**Work required**
Say how many lines below have "데이터가" in them, giving the number alone.

**Records provided**

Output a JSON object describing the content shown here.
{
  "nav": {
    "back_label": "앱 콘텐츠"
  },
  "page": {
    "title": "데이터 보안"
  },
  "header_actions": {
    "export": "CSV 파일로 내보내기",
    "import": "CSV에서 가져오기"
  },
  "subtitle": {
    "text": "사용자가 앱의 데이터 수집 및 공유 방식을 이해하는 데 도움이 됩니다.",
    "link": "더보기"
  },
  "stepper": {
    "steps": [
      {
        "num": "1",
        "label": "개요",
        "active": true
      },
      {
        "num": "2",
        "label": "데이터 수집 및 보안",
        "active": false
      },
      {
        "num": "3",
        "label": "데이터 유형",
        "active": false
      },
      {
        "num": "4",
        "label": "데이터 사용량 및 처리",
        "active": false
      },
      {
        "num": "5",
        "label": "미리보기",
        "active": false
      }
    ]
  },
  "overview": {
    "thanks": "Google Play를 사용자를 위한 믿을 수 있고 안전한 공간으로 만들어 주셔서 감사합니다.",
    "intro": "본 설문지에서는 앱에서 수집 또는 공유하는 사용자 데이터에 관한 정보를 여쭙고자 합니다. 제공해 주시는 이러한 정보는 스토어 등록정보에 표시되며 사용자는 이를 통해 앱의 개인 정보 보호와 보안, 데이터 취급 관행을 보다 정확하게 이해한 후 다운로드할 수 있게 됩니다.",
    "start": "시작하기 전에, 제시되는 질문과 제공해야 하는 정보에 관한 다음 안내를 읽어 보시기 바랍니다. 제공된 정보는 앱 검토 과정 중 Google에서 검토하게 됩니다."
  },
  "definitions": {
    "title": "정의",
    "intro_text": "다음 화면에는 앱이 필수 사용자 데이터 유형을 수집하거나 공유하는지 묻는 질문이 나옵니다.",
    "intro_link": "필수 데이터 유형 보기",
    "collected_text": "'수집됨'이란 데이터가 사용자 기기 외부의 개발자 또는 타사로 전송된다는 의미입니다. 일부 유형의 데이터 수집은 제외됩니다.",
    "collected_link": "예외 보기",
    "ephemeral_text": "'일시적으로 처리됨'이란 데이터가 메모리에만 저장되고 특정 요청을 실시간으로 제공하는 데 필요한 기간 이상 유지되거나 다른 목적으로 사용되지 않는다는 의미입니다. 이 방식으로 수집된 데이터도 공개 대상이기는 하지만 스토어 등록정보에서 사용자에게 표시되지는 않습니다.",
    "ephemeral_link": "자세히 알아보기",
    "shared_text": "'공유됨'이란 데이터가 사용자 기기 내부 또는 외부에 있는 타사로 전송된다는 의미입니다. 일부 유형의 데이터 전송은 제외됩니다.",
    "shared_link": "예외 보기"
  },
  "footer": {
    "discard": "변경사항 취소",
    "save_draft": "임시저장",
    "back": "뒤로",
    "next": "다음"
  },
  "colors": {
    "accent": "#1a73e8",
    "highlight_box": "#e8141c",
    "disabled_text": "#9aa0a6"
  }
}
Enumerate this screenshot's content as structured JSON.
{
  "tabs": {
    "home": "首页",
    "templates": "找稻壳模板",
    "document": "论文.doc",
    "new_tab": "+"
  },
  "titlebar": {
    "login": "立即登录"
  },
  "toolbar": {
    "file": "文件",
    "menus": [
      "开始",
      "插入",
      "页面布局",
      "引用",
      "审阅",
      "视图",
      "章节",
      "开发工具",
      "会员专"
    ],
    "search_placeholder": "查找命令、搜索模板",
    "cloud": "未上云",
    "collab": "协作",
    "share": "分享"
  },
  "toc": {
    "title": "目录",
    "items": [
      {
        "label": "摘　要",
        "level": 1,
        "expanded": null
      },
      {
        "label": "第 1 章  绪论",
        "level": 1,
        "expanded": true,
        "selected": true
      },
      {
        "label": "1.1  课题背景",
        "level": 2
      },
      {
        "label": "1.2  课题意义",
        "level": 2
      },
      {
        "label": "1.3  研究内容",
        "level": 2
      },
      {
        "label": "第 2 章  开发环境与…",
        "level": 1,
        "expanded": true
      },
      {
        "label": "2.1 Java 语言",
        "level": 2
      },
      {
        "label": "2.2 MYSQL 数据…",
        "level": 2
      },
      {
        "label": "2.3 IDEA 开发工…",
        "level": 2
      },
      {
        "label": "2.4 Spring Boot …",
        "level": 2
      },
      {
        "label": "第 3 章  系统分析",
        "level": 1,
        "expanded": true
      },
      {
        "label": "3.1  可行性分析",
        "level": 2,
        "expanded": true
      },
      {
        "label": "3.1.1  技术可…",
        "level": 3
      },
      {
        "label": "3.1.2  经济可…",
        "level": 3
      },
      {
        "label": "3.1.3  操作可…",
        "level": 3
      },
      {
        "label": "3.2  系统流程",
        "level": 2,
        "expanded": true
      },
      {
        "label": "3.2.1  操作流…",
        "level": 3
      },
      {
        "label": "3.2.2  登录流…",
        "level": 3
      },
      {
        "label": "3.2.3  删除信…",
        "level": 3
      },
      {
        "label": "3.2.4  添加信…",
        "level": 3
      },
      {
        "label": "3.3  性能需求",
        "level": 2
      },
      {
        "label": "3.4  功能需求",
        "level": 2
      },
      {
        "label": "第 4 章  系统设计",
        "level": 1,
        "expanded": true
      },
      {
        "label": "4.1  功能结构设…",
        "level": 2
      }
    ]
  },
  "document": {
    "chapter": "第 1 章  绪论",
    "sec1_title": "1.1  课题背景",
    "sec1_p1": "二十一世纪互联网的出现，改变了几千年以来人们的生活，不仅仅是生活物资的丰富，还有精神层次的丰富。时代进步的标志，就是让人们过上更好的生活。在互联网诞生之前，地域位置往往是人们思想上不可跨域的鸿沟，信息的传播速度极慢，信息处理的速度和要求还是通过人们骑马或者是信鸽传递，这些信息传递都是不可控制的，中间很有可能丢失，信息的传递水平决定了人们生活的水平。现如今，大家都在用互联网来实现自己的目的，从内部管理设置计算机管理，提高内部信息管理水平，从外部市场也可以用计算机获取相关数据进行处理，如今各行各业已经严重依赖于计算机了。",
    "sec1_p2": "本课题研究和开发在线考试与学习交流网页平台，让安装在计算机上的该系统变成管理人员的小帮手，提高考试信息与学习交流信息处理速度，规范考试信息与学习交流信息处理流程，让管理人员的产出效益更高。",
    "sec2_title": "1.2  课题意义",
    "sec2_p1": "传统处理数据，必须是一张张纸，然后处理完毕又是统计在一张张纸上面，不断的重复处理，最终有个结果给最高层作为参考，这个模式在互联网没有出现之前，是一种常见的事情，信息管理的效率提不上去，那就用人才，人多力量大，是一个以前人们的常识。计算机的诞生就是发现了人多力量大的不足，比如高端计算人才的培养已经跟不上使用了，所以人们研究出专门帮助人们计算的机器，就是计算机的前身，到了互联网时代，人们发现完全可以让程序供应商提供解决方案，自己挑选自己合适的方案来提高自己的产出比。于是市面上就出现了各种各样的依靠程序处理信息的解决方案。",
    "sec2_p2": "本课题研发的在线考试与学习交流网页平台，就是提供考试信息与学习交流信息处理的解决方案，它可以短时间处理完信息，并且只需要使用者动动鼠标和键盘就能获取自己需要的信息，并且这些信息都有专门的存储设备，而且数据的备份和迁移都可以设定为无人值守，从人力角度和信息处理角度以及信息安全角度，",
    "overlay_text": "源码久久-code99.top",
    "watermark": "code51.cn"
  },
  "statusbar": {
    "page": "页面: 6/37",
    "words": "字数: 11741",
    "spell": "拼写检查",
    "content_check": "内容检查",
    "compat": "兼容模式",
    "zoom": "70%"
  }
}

**Written solution**
3